### What is expected
The output should be every line below that includes the word "Dreams".

═══ Task inputs

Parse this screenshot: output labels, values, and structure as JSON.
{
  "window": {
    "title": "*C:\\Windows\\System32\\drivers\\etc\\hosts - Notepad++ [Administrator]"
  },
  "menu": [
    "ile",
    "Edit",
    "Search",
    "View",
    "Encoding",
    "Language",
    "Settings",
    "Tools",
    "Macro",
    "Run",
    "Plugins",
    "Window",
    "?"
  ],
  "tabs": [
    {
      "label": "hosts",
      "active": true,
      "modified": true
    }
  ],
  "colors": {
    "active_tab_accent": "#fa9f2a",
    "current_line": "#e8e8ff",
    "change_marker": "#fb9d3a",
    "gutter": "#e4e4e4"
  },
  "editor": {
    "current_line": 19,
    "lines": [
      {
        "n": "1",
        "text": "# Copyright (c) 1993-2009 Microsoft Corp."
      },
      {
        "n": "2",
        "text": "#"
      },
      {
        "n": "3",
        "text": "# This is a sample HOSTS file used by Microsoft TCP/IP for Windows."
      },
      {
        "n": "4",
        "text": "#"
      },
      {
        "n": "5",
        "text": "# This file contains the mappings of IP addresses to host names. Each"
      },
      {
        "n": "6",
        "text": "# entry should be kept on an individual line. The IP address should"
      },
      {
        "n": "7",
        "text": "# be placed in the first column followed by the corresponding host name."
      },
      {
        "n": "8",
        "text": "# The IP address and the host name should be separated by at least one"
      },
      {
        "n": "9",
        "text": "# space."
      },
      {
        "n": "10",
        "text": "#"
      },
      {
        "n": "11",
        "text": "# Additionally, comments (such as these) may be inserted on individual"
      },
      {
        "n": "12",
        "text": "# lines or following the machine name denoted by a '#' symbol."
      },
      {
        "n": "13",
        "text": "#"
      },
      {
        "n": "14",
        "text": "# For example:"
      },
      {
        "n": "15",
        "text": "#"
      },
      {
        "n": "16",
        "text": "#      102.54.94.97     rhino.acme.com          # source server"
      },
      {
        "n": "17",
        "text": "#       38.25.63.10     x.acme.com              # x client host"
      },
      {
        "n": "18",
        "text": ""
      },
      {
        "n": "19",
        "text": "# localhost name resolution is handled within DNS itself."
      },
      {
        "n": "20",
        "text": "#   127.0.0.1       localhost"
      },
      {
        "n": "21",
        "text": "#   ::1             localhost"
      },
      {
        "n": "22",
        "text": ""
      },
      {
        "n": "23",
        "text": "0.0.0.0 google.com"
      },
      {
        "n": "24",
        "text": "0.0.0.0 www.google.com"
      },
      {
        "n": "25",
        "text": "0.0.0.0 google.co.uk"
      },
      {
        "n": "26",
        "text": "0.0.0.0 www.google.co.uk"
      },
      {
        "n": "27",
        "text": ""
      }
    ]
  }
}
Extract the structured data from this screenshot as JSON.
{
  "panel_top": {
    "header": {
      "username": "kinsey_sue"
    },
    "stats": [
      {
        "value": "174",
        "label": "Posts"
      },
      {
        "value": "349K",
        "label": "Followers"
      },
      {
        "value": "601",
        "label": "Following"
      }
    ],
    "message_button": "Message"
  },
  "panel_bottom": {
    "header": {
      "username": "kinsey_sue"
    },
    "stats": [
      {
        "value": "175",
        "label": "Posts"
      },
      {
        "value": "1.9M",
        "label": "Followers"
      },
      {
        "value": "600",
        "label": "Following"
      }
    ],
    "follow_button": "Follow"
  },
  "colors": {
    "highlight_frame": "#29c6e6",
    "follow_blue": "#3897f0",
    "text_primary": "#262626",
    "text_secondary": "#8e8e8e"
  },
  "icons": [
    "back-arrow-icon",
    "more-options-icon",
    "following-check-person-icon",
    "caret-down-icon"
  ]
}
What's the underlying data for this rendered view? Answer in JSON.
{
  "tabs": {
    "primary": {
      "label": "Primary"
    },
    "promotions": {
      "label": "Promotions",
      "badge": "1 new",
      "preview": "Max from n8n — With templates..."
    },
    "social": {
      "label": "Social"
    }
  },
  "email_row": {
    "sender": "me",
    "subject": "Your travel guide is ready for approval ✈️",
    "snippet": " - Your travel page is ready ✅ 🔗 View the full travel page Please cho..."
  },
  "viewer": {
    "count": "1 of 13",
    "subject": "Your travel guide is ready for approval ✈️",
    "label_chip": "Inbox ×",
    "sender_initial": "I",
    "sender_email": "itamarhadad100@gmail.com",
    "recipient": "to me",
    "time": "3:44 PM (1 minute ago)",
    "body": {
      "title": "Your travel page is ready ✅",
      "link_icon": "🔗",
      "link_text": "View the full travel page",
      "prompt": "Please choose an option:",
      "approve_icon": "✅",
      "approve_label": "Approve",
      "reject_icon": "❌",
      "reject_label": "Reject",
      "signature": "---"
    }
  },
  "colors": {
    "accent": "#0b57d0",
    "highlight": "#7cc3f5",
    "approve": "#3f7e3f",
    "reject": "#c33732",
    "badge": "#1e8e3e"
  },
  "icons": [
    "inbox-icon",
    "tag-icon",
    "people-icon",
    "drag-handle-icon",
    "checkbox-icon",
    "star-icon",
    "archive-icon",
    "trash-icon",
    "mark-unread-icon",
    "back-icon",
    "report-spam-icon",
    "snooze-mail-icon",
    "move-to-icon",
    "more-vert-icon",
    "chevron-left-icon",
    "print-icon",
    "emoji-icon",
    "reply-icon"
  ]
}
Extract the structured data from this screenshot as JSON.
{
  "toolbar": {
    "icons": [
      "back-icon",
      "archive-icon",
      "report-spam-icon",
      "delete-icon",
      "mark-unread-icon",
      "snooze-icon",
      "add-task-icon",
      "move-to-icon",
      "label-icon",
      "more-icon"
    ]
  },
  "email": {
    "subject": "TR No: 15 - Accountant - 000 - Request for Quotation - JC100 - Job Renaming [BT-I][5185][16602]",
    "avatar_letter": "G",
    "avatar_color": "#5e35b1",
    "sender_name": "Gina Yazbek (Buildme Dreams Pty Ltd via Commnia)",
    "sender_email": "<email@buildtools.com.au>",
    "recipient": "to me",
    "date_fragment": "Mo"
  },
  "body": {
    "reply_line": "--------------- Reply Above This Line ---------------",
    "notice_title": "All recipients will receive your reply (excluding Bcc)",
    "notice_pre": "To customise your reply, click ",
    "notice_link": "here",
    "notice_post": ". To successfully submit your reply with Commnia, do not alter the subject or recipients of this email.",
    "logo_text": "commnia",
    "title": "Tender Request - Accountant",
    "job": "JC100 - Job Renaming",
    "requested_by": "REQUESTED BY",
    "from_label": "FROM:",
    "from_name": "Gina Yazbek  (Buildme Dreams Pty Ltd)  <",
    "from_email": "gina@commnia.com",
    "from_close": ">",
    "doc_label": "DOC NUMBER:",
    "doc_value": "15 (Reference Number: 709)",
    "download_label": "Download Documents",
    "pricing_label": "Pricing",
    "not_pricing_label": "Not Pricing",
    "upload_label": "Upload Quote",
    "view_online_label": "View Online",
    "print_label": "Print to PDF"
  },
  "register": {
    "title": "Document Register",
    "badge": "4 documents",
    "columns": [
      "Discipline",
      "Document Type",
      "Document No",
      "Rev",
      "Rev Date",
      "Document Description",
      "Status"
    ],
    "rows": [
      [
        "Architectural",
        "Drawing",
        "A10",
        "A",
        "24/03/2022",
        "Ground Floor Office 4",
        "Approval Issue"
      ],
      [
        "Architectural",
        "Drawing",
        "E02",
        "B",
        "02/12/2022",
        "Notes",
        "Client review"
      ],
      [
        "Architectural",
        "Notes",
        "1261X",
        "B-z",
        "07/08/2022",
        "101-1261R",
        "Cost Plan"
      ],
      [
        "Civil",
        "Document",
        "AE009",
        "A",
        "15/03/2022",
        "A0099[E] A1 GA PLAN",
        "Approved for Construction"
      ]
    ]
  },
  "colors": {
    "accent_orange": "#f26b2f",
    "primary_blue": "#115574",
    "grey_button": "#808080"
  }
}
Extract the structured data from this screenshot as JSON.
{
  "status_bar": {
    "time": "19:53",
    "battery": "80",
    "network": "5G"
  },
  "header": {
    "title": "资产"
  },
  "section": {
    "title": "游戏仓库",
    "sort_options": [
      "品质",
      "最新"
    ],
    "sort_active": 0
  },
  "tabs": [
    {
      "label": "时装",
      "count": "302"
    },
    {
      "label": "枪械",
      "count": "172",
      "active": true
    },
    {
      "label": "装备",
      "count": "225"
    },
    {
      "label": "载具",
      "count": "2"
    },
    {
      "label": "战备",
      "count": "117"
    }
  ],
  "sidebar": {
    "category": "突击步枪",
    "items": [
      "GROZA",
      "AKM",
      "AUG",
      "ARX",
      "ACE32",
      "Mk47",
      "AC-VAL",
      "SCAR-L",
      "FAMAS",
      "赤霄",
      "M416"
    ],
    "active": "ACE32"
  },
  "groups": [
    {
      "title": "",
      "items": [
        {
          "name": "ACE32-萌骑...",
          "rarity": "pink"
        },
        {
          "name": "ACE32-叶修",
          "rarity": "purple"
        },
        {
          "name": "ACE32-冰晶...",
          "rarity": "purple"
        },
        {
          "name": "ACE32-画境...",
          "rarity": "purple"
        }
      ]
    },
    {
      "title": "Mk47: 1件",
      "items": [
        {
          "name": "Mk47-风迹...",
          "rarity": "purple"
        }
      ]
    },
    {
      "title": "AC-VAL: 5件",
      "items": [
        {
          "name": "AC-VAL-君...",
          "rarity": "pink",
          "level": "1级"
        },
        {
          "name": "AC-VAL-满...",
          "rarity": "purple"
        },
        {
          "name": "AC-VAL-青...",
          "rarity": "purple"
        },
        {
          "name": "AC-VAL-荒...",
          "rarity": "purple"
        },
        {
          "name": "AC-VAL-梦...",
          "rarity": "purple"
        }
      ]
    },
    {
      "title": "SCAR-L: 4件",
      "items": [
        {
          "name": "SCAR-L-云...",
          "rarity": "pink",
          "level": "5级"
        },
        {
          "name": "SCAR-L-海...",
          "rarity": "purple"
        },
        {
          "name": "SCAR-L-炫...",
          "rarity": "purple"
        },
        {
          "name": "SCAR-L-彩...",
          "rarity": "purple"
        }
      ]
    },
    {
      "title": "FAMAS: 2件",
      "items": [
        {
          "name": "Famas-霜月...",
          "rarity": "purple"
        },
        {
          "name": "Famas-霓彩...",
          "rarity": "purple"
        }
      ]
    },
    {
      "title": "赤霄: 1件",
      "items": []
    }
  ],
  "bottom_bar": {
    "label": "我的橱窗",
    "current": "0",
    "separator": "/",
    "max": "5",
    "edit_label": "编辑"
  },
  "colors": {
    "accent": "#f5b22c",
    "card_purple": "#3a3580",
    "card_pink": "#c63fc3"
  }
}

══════

### Written reply
    "sender_name": "Gina Yazbek (Buildme Dreams Pty Ltd via Commnia)",
    "from_name": "Gina Yazbek  (Buildme Dreams Pty Ltd)  <",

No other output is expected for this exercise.